= Beginning of Section =
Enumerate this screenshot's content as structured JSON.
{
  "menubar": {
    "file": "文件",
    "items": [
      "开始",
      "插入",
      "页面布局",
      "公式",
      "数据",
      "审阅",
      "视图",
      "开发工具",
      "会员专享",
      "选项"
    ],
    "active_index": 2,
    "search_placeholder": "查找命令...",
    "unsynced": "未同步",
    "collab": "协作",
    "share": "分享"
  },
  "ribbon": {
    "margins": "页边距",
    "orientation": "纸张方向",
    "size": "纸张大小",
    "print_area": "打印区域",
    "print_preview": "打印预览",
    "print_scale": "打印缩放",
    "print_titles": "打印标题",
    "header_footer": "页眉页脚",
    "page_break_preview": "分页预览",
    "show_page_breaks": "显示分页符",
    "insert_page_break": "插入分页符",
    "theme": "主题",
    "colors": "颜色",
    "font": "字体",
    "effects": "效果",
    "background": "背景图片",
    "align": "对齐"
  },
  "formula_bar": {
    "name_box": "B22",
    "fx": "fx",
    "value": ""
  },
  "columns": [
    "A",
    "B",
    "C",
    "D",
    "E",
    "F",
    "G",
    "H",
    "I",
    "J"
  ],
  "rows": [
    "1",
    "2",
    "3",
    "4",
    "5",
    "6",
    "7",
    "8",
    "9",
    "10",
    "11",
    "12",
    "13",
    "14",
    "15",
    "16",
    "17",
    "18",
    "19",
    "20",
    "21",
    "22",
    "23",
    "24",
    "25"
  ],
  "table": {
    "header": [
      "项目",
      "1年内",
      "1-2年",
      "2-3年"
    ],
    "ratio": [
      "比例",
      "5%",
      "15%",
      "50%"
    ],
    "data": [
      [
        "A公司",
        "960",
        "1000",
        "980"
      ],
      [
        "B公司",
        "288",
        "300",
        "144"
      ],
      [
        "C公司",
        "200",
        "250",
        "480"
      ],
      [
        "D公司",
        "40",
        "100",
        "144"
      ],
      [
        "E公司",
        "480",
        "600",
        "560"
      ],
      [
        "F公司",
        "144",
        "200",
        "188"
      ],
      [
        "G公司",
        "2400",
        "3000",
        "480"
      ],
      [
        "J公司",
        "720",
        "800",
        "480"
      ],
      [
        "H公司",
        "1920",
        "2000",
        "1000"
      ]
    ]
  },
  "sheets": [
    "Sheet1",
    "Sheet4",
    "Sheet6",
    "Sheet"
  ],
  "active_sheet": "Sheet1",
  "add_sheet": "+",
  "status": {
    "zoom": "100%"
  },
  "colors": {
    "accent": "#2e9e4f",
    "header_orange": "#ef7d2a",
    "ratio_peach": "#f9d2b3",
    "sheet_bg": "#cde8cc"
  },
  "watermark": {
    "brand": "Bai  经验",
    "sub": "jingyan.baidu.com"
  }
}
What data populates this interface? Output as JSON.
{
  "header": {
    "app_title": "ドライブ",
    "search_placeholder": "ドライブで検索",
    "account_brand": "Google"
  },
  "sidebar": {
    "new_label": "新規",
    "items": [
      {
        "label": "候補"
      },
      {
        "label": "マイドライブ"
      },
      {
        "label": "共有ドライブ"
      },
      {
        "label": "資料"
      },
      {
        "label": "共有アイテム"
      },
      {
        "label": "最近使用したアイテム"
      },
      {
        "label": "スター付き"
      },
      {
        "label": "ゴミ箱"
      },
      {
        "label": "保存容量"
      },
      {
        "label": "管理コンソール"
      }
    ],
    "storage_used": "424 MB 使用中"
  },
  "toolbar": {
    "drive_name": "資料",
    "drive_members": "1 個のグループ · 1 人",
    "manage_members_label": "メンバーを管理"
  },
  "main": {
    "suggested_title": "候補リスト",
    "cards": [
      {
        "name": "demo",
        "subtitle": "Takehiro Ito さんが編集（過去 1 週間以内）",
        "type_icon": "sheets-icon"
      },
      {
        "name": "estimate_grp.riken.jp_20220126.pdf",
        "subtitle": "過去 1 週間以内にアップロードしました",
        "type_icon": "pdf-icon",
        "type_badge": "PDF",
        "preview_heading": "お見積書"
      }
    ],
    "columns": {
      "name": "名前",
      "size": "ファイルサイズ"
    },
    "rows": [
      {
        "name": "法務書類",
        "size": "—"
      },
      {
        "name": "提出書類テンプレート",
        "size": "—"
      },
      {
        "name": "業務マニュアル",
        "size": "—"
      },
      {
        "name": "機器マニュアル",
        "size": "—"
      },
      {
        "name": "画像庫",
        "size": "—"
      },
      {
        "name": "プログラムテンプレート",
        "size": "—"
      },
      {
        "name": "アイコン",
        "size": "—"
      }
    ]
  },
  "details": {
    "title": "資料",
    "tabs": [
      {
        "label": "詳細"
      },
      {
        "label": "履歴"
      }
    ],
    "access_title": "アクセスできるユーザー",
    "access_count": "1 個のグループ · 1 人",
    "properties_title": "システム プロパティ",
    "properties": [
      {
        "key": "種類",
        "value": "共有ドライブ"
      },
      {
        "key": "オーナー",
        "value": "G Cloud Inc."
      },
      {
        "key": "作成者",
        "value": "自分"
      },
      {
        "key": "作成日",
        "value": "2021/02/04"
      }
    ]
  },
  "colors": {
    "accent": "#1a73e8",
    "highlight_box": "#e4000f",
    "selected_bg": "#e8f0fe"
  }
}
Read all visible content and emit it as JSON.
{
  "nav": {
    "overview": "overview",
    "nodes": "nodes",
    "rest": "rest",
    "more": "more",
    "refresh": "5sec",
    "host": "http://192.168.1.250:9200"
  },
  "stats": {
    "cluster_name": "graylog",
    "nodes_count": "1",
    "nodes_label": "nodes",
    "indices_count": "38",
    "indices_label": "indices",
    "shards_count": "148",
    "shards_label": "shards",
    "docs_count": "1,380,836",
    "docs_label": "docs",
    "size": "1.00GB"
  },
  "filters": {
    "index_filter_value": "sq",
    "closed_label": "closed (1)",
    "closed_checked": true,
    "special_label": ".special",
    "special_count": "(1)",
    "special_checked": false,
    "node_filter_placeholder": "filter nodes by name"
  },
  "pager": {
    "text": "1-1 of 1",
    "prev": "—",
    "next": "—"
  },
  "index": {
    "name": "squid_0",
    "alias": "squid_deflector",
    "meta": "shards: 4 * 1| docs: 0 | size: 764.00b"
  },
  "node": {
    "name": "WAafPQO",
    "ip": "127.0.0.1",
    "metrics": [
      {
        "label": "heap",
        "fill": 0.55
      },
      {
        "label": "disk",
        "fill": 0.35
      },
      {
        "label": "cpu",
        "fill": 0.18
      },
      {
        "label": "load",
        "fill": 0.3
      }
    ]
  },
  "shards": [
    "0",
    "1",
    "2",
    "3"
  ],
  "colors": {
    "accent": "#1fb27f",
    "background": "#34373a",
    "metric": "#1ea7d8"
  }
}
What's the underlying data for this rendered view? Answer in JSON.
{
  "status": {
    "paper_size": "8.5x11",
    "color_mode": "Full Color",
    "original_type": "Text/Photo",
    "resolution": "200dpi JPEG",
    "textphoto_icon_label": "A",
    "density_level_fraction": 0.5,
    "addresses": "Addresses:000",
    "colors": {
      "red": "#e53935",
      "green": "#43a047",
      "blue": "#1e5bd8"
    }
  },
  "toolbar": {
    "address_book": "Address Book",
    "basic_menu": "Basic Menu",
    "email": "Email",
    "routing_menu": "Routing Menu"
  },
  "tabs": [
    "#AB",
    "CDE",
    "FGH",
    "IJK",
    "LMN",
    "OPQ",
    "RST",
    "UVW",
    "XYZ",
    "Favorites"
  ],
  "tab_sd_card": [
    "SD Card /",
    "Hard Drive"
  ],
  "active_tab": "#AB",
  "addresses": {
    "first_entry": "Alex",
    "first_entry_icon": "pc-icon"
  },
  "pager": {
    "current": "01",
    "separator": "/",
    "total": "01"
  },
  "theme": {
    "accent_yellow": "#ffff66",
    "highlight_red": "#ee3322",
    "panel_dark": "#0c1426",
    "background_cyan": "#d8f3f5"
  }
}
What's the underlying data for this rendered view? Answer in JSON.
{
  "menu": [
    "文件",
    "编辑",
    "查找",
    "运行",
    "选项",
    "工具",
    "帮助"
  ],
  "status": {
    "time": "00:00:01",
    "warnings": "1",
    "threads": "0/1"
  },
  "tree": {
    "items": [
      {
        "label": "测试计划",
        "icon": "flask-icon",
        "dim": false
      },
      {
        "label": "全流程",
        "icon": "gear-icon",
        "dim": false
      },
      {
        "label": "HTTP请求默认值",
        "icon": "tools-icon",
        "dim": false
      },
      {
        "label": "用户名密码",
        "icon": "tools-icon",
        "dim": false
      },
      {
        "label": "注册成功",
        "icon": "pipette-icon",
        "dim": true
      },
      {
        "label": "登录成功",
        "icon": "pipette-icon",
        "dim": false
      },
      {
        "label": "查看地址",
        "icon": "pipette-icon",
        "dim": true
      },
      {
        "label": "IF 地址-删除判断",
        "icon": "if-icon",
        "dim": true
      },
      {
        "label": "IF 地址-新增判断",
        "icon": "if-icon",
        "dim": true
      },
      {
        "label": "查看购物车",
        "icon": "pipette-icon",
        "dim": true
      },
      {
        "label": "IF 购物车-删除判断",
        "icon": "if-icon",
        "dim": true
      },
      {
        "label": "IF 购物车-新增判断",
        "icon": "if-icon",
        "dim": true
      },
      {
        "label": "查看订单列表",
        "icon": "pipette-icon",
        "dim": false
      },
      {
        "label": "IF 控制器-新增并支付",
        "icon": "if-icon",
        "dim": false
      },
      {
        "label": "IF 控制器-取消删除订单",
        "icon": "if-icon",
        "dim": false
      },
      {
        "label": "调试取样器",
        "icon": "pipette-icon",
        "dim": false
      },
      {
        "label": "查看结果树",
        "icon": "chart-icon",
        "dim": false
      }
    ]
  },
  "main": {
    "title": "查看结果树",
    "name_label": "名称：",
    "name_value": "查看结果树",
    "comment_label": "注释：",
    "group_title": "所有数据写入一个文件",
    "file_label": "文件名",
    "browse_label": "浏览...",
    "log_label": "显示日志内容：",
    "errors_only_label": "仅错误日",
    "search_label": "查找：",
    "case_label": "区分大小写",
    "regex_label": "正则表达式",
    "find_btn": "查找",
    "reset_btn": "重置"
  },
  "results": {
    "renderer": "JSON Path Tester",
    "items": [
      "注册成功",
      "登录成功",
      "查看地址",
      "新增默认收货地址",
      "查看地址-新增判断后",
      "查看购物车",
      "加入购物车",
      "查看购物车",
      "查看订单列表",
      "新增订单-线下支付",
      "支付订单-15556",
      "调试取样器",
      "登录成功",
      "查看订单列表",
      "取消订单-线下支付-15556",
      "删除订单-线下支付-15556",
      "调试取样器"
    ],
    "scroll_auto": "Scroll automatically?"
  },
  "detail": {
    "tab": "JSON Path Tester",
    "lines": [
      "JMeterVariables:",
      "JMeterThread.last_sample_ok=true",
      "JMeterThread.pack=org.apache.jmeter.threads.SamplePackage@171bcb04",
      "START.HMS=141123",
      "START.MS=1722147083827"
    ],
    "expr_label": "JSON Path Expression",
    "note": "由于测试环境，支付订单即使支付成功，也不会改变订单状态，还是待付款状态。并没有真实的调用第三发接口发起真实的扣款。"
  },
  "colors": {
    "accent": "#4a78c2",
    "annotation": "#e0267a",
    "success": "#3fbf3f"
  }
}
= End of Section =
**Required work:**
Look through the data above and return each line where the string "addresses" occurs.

**Response to the task:**
    "addresses": "Addresses:000",
  "addresses": {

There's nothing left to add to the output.